If you’re wanting to work on intensive, high performance video games targeting the popular platforms out there (PS3, Xbox 360, Wii), then C++ is the language you should learn.
If you’re wanting to get into phone development, then depending on the platform you choose, iPhone = objective C, Android = Java, Windows Phone = .Net (C#, Silverlight).
There’s a lot more fields and languages to suit them, but the last one I’m going to talk about is tools development. What is tools development? What is a tool? Well, aside from that guy in highschool that wore his football jersey every day, a tool in the context of software development is an application that aids another person. Consider it analogous to a tool you would pick up out of a work shed to aid yourself in some home improvement task. Tools are an amazing asset to software development. A tool could be developed for internal use within your company or team, or it could be developed and released to the public. Microsoft Word is an example of a tool in the public. In-fact, all of the Microsoft Office suite applications are tools.
In this day and age, quick turn around time is important for tools and application development. Remember the .Net Framework that I mentioned before? Well, it comes with a ton of building blocks out of the box to assist you in getting your job done faster. For this reason among many (read… many) others, and the simplicity (arguably) of the .Net Languages (most notable, C#), the .Net Framework is a perfect choice for tools and application development. It is also a great way for first time programmers to jump in and get their feet wet with software development.
There is always market research being conducted on where the jobs are geared towards in programming these days. I can tell you that familiarity with the .Net Framework is a plus in a lot of companies out there. I haven’t seen every job, but I have casually job hunted over the past few years and the market never ceases to amaze me with its plethora of jobs targeting the .Net Framework.
I hope you were able to take something away from this. I wanted to talk about C# and the .Net Framework first before I lectured on coding. If you had familiarity with this already, then I hope it was a refresher for you. If this was all new to you, then I hope this was helpful in aiding you in deciding what path to take next.

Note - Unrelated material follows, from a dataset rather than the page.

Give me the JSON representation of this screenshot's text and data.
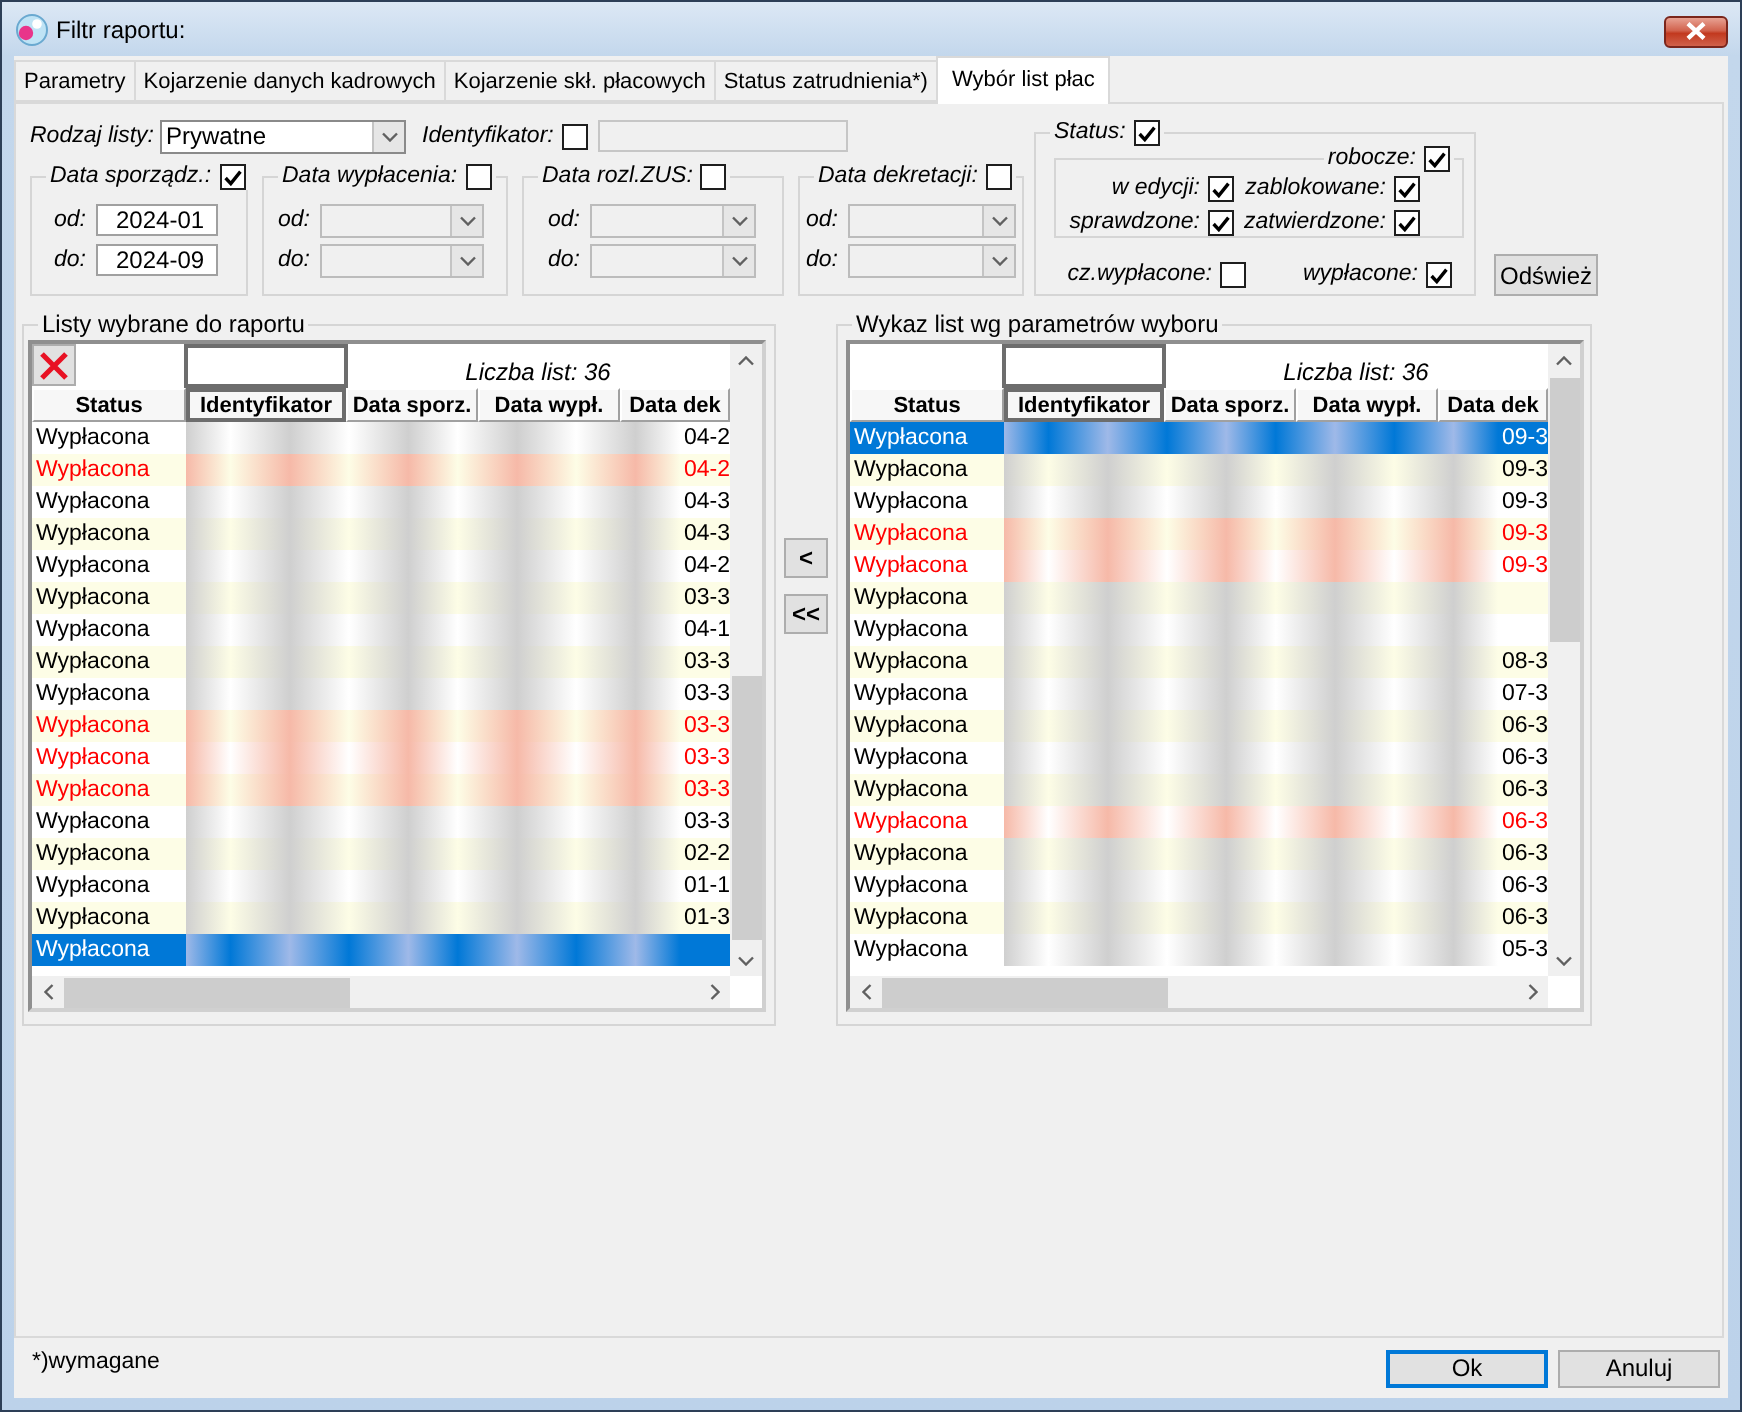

In any case, if you have any questions, feel free to email me or leave a comment here.